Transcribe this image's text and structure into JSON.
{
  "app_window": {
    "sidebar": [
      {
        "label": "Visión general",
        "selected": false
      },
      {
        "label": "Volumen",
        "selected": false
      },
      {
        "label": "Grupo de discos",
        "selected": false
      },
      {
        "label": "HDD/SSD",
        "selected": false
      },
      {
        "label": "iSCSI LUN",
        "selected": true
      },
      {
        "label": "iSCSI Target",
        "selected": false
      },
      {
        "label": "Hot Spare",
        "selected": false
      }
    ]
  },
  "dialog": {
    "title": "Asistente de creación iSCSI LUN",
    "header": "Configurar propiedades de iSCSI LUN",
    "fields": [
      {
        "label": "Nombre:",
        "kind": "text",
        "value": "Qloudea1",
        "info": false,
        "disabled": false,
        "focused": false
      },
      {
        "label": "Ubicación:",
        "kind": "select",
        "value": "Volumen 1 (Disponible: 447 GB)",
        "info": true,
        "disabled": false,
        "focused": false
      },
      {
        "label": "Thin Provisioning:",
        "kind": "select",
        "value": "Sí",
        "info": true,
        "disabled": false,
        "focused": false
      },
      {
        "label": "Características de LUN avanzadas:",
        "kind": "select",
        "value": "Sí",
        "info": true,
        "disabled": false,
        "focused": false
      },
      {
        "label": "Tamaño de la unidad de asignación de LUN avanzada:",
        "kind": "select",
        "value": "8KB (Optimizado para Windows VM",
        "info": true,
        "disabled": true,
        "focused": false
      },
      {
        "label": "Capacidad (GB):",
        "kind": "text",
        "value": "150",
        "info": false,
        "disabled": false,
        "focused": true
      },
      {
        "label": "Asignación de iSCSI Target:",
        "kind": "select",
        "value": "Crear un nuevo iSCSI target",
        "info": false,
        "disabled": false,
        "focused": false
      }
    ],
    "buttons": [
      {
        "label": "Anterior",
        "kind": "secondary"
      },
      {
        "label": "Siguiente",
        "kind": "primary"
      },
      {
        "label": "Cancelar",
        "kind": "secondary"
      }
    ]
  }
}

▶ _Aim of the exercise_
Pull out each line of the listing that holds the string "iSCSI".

▶ _Result for this exercise_
        "label": "iSCSI LUN",
        "label": "iSCSI Target",
    "title": "Asistente de creación iSCSI LUN",
    "header": "Configurar propiedades de iSCSI LUN",
        "label": "Asignación de iSCSI Target:",
        "value": "Crear un nuevo iSCSI target",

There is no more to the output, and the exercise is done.